When the string "want" appears in a line of the records, show the whole line.

# # # #

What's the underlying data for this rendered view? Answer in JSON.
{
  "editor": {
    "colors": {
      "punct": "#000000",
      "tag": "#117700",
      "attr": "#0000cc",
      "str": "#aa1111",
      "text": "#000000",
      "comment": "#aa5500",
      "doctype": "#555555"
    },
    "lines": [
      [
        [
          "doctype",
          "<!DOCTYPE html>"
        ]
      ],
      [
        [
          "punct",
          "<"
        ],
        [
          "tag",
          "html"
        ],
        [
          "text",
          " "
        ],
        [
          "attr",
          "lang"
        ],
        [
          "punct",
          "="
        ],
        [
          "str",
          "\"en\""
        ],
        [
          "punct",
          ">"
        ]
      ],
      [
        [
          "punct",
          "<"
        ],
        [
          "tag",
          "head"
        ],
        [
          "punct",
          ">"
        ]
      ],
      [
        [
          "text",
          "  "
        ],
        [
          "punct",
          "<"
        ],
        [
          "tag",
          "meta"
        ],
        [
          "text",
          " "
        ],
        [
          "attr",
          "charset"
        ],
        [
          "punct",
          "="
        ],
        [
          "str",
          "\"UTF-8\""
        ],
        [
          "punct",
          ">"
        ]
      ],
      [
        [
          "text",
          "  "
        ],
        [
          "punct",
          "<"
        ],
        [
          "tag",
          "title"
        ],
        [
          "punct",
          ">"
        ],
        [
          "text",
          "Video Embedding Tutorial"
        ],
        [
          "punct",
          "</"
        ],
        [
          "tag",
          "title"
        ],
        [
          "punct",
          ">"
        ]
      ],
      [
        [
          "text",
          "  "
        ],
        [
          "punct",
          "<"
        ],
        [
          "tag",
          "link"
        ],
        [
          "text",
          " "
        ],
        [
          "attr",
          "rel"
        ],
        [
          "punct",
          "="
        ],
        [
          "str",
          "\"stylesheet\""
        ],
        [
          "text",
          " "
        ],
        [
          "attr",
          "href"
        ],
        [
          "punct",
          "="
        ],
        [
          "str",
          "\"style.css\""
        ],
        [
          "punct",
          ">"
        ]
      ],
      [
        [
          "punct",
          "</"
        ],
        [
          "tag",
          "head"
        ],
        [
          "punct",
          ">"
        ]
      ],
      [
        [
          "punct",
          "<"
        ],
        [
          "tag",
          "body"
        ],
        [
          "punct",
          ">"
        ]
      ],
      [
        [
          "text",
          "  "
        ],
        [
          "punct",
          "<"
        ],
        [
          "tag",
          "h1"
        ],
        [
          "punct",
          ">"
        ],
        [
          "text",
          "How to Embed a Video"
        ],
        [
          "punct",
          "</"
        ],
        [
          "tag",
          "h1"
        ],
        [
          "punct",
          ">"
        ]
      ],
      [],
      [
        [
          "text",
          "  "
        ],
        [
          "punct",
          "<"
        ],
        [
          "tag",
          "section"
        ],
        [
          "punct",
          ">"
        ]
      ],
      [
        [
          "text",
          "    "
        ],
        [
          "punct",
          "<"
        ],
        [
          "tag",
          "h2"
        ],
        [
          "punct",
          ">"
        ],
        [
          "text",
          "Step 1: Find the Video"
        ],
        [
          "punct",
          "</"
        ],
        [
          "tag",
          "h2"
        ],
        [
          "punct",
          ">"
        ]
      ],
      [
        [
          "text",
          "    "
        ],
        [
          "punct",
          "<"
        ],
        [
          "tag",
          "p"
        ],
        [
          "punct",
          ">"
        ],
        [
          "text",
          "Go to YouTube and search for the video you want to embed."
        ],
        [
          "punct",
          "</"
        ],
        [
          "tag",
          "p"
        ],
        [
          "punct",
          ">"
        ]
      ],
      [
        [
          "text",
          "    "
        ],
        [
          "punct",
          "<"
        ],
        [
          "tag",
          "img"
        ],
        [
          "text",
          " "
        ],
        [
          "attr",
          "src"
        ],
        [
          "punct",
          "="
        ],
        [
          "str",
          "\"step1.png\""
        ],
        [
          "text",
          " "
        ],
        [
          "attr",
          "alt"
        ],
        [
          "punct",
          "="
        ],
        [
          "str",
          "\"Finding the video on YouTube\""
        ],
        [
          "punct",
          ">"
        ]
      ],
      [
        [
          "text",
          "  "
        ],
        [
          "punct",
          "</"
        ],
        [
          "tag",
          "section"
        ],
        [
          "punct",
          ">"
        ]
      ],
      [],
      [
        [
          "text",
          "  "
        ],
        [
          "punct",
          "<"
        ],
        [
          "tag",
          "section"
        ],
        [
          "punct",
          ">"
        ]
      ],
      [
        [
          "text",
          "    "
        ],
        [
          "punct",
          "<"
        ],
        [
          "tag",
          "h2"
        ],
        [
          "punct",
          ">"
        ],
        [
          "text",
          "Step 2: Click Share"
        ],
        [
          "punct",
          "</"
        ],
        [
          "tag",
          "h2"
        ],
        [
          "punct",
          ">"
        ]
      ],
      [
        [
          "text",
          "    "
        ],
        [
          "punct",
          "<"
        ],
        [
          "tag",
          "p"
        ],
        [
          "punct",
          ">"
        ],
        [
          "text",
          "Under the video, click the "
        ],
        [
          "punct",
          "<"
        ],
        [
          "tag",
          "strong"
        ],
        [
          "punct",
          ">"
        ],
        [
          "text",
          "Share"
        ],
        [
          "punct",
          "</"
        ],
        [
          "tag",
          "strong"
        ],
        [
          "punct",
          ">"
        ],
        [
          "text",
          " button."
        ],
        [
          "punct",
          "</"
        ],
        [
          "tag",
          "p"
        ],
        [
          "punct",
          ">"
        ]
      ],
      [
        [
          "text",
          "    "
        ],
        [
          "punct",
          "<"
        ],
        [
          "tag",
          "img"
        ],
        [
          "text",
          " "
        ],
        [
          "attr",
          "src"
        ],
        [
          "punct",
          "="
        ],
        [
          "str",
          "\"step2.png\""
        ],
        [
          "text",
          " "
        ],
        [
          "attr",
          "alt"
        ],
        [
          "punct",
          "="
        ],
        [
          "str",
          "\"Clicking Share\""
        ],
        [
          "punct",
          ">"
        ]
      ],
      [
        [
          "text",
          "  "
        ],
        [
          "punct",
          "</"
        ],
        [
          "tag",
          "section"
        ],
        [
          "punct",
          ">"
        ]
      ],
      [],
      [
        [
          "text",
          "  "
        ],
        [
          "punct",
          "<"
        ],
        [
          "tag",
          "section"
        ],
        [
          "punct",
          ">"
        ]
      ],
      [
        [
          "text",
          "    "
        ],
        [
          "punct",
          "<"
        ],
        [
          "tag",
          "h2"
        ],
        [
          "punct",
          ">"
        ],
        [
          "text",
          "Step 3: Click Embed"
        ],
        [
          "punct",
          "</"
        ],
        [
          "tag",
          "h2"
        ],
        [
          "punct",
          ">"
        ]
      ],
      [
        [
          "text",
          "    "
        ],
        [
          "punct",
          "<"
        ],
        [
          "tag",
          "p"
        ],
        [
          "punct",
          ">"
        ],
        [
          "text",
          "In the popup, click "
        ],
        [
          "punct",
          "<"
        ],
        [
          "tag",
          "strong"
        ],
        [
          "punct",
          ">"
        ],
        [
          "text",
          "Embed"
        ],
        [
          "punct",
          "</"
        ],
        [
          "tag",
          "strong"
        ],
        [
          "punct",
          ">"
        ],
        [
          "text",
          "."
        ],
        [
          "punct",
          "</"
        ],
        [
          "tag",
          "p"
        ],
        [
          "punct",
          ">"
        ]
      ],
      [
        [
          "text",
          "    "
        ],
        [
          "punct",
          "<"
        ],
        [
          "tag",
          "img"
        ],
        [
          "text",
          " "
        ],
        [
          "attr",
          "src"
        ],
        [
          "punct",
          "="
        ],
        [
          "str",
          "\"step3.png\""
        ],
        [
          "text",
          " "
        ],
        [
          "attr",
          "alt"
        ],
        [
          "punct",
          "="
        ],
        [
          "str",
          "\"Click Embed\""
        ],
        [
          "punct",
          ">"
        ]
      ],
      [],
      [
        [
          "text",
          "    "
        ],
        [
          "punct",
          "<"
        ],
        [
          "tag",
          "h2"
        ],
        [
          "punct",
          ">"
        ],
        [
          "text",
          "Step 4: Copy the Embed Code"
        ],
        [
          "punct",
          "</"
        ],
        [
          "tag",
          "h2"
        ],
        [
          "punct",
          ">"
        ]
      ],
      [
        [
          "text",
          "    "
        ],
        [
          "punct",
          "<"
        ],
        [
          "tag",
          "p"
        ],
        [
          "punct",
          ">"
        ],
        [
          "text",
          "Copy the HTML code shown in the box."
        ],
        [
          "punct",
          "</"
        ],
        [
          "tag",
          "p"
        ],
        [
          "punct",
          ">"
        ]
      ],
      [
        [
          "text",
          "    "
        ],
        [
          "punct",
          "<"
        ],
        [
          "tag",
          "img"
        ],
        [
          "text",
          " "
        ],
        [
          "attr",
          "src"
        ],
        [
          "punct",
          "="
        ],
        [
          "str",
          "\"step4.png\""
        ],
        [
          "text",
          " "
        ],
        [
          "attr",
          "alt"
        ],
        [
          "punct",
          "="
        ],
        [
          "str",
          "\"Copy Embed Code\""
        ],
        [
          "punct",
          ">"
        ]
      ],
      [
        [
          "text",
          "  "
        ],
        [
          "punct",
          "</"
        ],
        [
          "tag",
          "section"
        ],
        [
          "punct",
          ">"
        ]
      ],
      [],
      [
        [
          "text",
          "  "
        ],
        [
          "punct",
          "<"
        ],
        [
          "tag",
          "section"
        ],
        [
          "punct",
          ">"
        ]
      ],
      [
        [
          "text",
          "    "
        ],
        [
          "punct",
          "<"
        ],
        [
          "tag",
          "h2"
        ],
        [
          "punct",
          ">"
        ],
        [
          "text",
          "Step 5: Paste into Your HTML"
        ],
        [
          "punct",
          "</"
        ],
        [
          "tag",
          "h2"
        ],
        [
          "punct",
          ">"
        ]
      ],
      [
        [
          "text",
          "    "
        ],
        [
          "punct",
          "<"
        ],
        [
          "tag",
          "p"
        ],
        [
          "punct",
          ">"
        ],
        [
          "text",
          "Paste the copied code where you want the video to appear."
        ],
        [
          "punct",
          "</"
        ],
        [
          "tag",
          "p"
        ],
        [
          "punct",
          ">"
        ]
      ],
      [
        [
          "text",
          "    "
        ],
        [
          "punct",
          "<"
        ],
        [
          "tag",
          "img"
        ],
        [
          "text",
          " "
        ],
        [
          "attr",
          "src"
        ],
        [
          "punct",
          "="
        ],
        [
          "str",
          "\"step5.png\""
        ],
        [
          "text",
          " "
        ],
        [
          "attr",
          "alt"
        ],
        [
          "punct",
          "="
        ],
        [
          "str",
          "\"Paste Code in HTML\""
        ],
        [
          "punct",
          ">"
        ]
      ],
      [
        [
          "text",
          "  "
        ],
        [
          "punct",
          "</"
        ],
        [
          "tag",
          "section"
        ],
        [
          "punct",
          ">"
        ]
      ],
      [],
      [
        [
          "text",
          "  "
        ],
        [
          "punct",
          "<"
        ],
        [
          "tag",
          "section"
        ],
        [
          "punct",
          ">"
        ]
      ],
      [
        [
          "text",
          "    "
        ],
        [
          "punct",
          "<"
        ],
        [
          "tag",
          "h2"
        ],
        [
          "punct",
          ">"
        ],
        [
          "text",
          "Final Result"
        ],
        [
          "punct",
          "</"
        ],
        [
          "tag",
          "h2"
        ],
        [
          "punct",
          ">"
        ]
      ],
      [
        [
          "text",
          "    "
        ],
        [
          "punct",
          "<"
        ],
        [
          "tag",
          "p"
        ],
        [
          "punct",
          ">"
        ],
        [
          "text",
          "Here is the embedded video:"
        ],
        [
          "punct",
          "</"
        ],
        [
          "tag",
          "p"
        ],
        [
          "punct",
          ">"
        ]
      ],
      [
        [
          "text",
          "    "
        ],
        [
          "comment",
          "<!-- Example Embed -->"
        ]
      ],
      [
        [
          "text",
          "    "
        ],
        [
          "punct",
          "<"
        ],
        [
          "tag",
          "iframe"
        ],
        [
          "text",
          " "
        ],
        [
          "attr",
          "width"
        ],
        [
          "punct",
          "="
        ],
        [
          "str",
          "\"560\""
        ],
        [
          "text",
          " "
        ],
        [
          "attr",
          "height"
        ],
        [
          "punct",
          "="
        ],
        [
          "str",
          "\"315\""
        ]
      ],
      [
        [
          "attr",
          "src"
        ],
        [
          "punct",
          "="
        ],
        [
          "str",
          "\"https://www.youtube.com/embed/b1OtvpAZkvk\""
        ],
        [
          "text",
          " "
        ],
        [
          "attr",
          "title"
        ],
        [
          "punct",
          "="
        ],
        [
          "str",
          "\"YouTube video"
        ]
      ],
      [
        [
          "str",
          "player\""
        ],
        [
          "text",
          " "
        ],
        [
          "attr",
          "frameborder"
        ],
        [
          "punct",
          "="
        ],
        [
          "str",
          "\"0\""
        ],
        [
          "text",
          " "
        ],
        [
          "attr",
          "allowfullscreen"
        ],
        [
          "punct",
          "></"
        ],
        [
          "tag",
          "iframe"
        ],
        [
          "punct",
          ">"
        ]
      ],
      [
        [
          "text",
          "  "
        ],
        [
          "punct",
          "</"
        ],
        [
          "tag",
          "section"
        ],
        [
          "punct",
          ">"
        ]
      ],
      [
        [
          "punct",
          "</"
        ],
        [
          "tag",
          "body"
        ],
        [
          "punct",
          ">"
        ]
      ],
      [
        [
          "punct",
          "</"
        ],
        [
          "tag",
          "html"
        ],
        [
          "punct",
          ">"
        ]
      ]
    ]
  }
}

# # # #

▶ [Exercise output]:
          "Go to YouTube and search for the video you want to embed."
          "Paste the copied code where you want the video to appear."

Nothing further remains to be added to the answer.